Canadian oil giant Suncor Energy once again apologized for the refinery's "operational upset" in a statement released Friday, December 27, and said that it won't restart the unit in question before it conducts additional safety tests.
"While we had planned to begin start-up of the fluidized catalytic cracker unit (FCC) this week, we’ve made the decision to do additional operability checks in the unit to ensure we have ideal start-up conditions," the company said in its release.

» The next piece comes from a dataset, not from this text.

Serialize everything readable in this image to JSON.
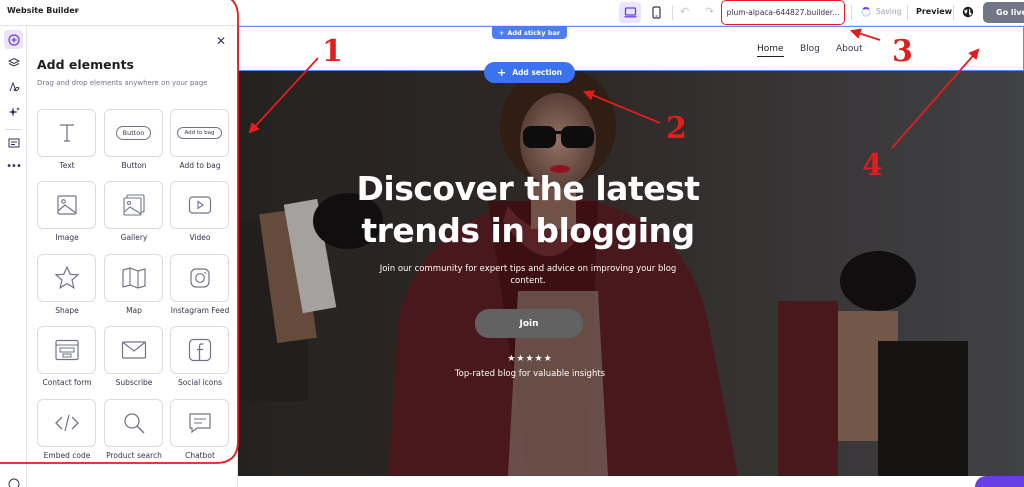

The unit has been shut down since December 11, when a malfunction caused a plume of yellowish material — identified by Suncor as a clay-like substance known as "catalyst" — to drift into the air above the refinery and fall on parts of Commerce City. Two nearby schools were placed on lockdown when staff noticed unusually poor air quality and a layer of dust coating cars and other outdoor surfaces.

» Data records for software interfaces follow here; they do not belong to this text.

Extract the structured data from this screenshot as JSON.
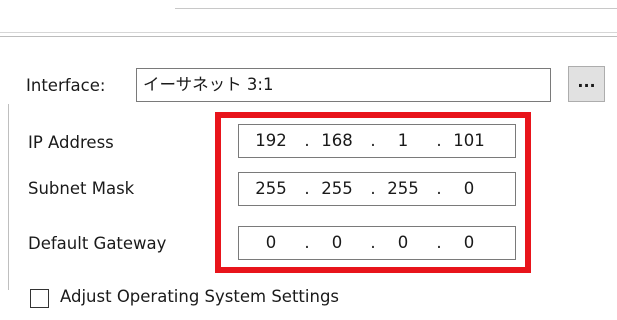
{
  "interface": {
    "label": "Interface:",
    "value": "イーサネット 3:1",
    "browse_label": "..."
  },
  "ip_address": {
    "label": "IP Address",
    "octets": [
      "192",
      "168",
      "1",
      "101"
    ]
  },
  "subnet_mask": {
    "label": "Subnet Mask",
    "octets": [
      "255",
      "255",
      "255",
      "0"
    ]
  },
  "default_gateway": {
    "label": "Default Gateway",
    "octets": [
      "0",
      "0",
      "0",
      "0"
    ]
  },
  "adjust_os_settings": {
    "label": "Adjust Operating System Settings",
    "checked": false
  },
  "colors": {
    "highlight": "#e8141b"
  }
}
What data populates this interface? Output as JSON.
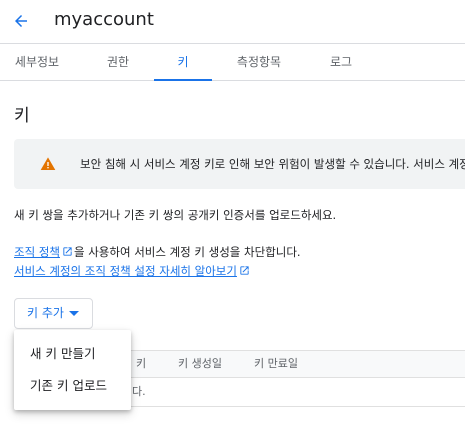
{
  "header": {
    "title": "myaccount",
    "back_icon": "arrow-back-icon"
  },
  "tabs": [
    {
      "label": "세부정보"
    },
    {
      "label": "권한"
    },
    {
      "label": "키"
    },
    {
      "label": "측정항목"
    },
    {
      "label": "로그"
    }
  ],
  "active_tab": "키",
  "section": {
    "title": "키",
    "warning": {
      "icon": "warning-icon",
      "text": "보안 침해 시 서비스 계정 키로 인해 보안 위험이 발생할 수 있습니다. 서비스 계정"
    },
    "description": "새 키 쌍을 추가하거나 기존 키 쌍의 공개키 인증서를 업로드하세요.",
    "policy_link": "조직 정책",
    "policy_text": "을 사용하여 서비스 계정 키 생성을 차단합니다.",
    "policy_learn_more": "서비스 계정의 조직 정책 설정 자세히 알아보기",
    "external_icon": "external-link-icon"
  },
  "add_key_button": {
    "label": "키 추가",
    "caret_icon": "arrow-drop-down-icon"
  },
  "menu": {
    "items": [
      {
        "label": "새 키 만들기"
      },
      {
        "label": "기존 키 업로드"
      }
    ]
  },
  "table": {
    "columns": [
      "키",
      "키 생성일",
      "키 만료일"
    ],
    "empty_text_fragment": "다."
  },
  "colors": {
    "accent": "#1a73e8",
    "warning": "#e37400",
    "text": "#202124",
    "muted": "#5f6368"
  }
}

In its initial statement on the incident, Suncor said that the emitted catalyst was "classified as non-hazardous," but additional documentation released by the company indicated that the material is rated as a slight health hazard under the National Fire Protection Association Hazard Identification System. Suncor later acknowledged that the airborne catalyst "may have caused short-term discomfort to eyes, and coughing and wheezing," and offered free car washes to impacted residents.
"We sincerely apologize for the release of catalyst from our fluidized catalytic cracker unit on December 11," the company said in a previous news release. "We know this incident created significant concern among our neighbors and the broader community. This incident does not reflect the level of care and concern that we have for the community around us. We know that you expect more from us, and we want you to know that we expect more from ourselves."

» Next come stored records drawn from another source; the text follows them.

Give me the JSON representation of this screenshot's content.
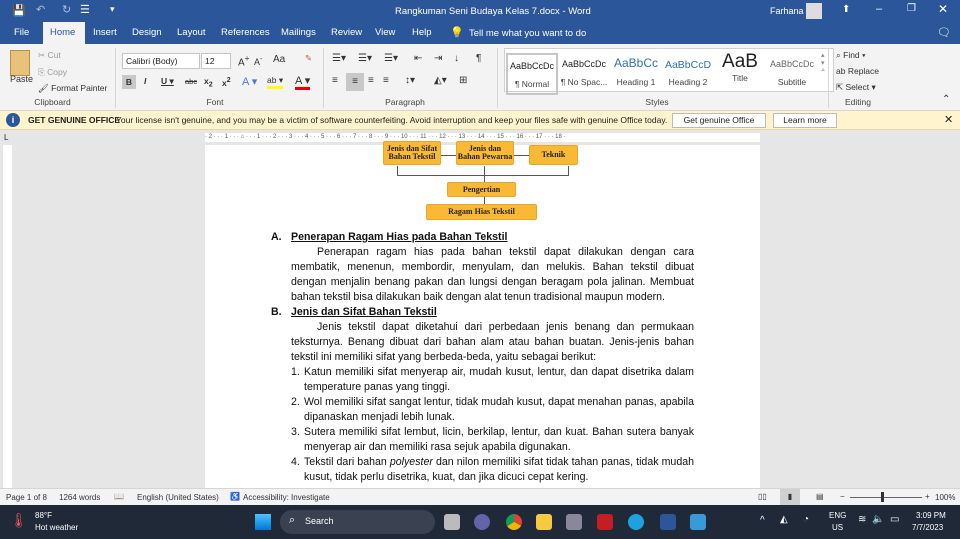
{
  "window": {
    "title": "Rangkuman Seni Budaya Kelas 7.docx  -  Word",
    "user": "Farhana"
  },
  "tabs": [
    "File",
    "Home",
    "Insert",
    "Design",
    "Layout",
    "References",
    "Mailings",
    "Review",
    "View",
    "Help"
  ],
  "tell_me": "Tell me what you want to do",
  "clipboard": {
    "paste": "Paste",
    "cut": "Cut",
    "copy": "Copy",
    "format_painter": "Format Painter",
    "label": "Clipboard"
  },
  "font": {
    "name": "Calibri (Body)",
    "size": "12",
    "label": "Font",
    "case": "Aa"
  },
  "paragraph": {
    "label": "Paragraph"
  },
  "styles": {
    "label": "Styles",
    "items": [
      {
        "preview": "AaBbCcDc",
        "name": "¶ Normal"
      },
      {
        "preview": "AaBbCcDc",
        "name": "¶ No Spac..."
      },
      {
        "preview": "AaBbCc",
        "name": "Heading 1"
      },
      {
        "preview": "AaBbCcD",
        "name": "Heading 2"
      },
      {
        "preview": "AaB",
        "name": "Title"
      },
      {
        "preview": "AaBbCcDc",
        "name": "Subtitle"
      }
    ]
  },
  "editing": {
    "find": "Find",
    "replace": "Replace",
    "select": "Select",
    "label": "Editing"
  },
  "message": {
    "title": "GET GENUINE OFFICE",
    "text": "Your license isn't genuine, and you may be a victim of software counterfeiting. Avoid interruption and keep your files safe with genuine Office today.",
    "button1": "Get genuine Office",
    "button2": "Learn more"
  },
  "ruler": "· 2 · · · 1 · · · ⌂ · · · 1 · · · 2 · · · 3 · · · 4 · · · 5 · · · 6 · · · 7 · · · 8 · · · 9 · · · 10 · · · 11 · · · 12 · · · 13 · · · 14 · · · 15 · · · 16 · · · 17 · · · 18 ·",
  "diagram": {
    "box1": "Jenis dan Sifat Bahan Tekstil",
    "box2": "Jenis dan Bahan Pewarna",
    "box3": "Teknik",
    "mid": "Pengertian",
    "root": "Ragam Hias Tekstil"
  },
  "document": {
    "secA": {
      "marker": "A.",
      "title": "Penerapan Ragam Hias pada Bahan Tekstil",
      "body": "Penerapan ragam hias pada bahan tekstil dapat dilakukan dengan cara membatik, menenun, membordir, menyulam, dan melukis. Bahan tekstil dibuat dengan menjalin benang pakan dan lungsi dengan beragam pola jalinan. Membuat bahan tekstil bisa dilakukan baik dengan alat tenun tradisional maupun modern."
    },
    "secB": {
      "marker": "B.",
      "title": "Jenis dan Sifat Bahan Tekstil",
      "body": "Jenis tekstil dapat diketahui dari perbedaan jenis benang dan permukaan teksturnya. Benang dibuat dari bahan alam atau bahan buatan. Jenis-jenis bahan tekstil ini memiliki sifat yang berbeda-beda, yaitu sebagai berikut:"
    },
    "list": [
      {
        "n": "1.",
        "text": "Katun memiliki sifat menyerap air, mudah kusut, lentur, dan dapat disetrika dalam temperature panas yang tinggi."
      },
      {
        "n": "2.",
        "text": "Wol memiliki sifat sangat lentur, tidak mudah kusut, dapat menahan panas, apabila dipanaskan menjadi lebih lunak."
      },
      {
        "n": "3.",
        "text": "Sutera memiliki sifat lembut, licin, berkilap, lentur, dan kuat. Bahan sutera banyak menyerap air dan memiliki rasa sejuk apabila digunakan."
      },
      {
        "n": "4.",
        "pre": "Tekstil dari bahan ",
        "em": "polyester",
        "post": " dan nilon memiliki sifat tidak tahan panas, tidak mudah kusut, tidak perlu disetrika, kuat, dan jika dicuci cepat kering."
      }
    ]
  },
  "status": {
    "page": "Page 1 of 8",
    "words": "1264 words",
    "language": "English (United States)",
    "accessibility": "Accessibility: Investigate",
    "zoom": "100%",
    "zoom_value": 100
  },
  "taskbar": {
    "temp": "88°F",
    "weather": "Hot weather",
    "search": "Search",
    "lang1": "ENG",
    "lang2": "US",
    "time": "3:09 PM",
    "date": "7/7/2023"
  }
}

The Suncor facility is Colorado's only oil refinery and one of the state's largest stationary sources of air pollution. It has long drawn criticism from environmental activists and residents of surrounding communities, including disproportionately low-income and Latino neighborhoods like Globeville and Elyria-Swansea. The facility reported at least 88 violations of pollution rules to the Colorado Department of Public Health and Environment in the first six months of 2019 alone, according to an analysis by environmental group WildEarth Guardians.
In a letter to state health officials earlier this month, three Denver-area lawmakers — Senator Dominick Moreno and representatives Adrienne Benavidez and Alex Valdez — wrote that "more action is needed" in the wake of the latest Suncor incident.
"We believe that these types of upsets have become normalized at this facility and effective corrective actions are inconsistent," the lawmakers wrote to CDPHE director Jill Hunsaker Ryan. "We believe the communities we serve deserve access to information when these incidents occur. As such, we request CDPHE publicly release investigation reports into this matter, including the Suncor 'root cause' report, which should include recommendations to prevent any reoccurrence."